Part of the enjoyable comfort of Christie on TV is the period detail and the BBC has pulled this off with much more visual flair than ITV ever managed. Events from the original 1922 novel, The Secret Adversary, have been transposed to 1952, allowing for a nicely Hitchcockian title sequence, in which our two leads are menaced by geometric shapes in various shades of blue. Raine and Walliams are also as well turned out as Cary Grant and Eva Marie Saint, or James Stewart and Kim Novak; it’s only a shame their interactions don’t fizz with the same sexual chemistry.

At least the two leads are individually endearing. Raine plays Tuppence as both meddlesome and mettlesome and there was a nice running gag about the unlikely places she’d picked up her super-spy skill-set (“at boarding school”, in “Girl Guides” and from “Dorothy L Sayers novels”, apparently). Tommy, meanwhile, is nerdishly obsessed with the mating habits of honey bees and dismally fails to live up to the 1950s ideal of the male provider. This much was pointed out by Carter, the uncle in MI5, whose dismissive characterisation of his nephew  as “a slippers and pipe man” spurred Tommy to join in his wife’s adventures.
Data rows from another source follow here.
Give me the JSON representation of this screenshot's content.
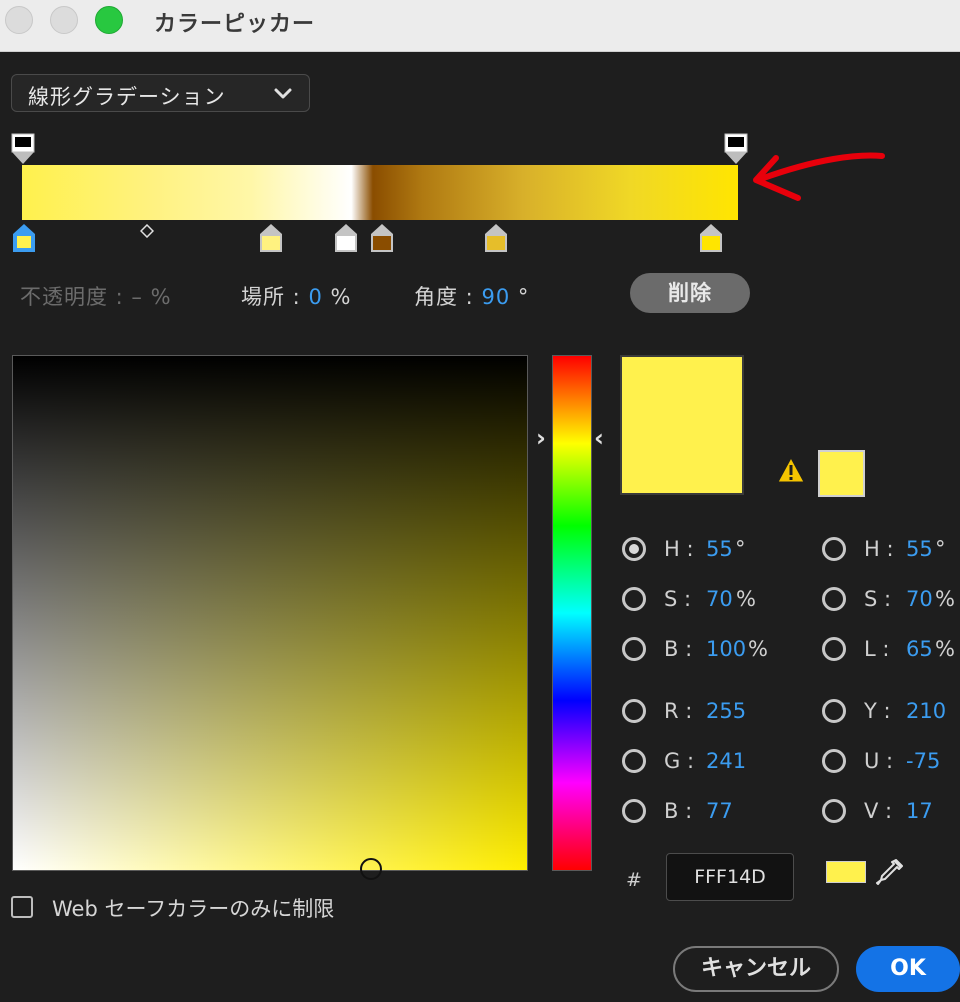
{
  "window": {
    "title": "カラーピッカー",
    "buttons": [
      "close",
      "minimize",
      "zoom"
    ]
  },
  "gradient_type": {
    "selected": "線形グラデーション"
  },
  "gradient": {
    "color_stops": [
      "#FFF14D",
      "#FFF280",
      "#FFFFFF",
      "#8A4D00",
      "#E6BE2A",
      "#FFE500"
    ],
    "opacity_stops": [
      "#000000",
      "#000000"
    ]
  },
  "stop_info": {
    "opacity_label": "不透明度 : – %",
    "location_label": "場所 :",
    "location_value": "0",
    "location_unit": "%",
    "angle_label": "角度 :",
    "angle_value": "90",
    "angle_unit": "°",
    "delete_label": "削除"
  },
  "color_values": {
    "hsb": {
      "h": {
        "label": "H :",
        "value": "55",
        "unit": "°"
      },
      "s": {
        "label": "S :",
        "value": "70",
        "unit": "%"
      },
      "b": {
        "label": "B :",
        "value": "100",
        "unit": "%"
      }
    },
    "hsl": {
      "h": {
        "label": "H :",
        "value": "55",
        "unit": "°"
      },
      "s": {
        "label": "S :",
        "value": "70",
        "unit": "%"
      },
      "l": {
        "label": "L :",
        "value": "65",
        "unit": "%"
      }
    },
    "rgb": {
      "r": {
        "label": "R :",
        "value": "255"
      },
      "g": {
        "label": "G :",
        "value": "241"
      },
      "b": {
        "label": "B :",
        "value": "77"
      }
    },
    "yuv": {
      "y": {
        "label": "Y :",
        "value": "210"
      },
      "u": {
        "label": "U :",
        "value": "-75"
      },
      "v": {
        "label": "V :",
        "value": "17"
      }
    },
    "selected_mode": "H"
  },
  "hex": {
    "hash": "#",
    "value": "FFF14D"
  },
  "current_color": "#FFF14D",
  "web_safe": {
    "label": "Web セーフカラーのみに制限",
    "checked": false
  },
  "buttons": {
    "cancel": "キャンセル",
    "ok": "OK"
  },
  "icons": [
    "chevron-down-icon",
    "warning-icon",
    "eyedropper-icon",
    "annotation-arrow"
  ],
  "colors": {
    "accent": "#1473E6",
    "value_blue": "#3B9CF0",
    "annotation_red": "#E8000B"
  }
}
Carter (The Vicar of Dibley’s James Fleet) heads up a promising cast of support characters that also includes Tommy’s old war buddy-turned-one-handed mad chemistry professor Albert (Matthew Steer) and The Wire’s Clarke Peters lending some transatlantic glamour as the murder victim’s wealthy American uncle.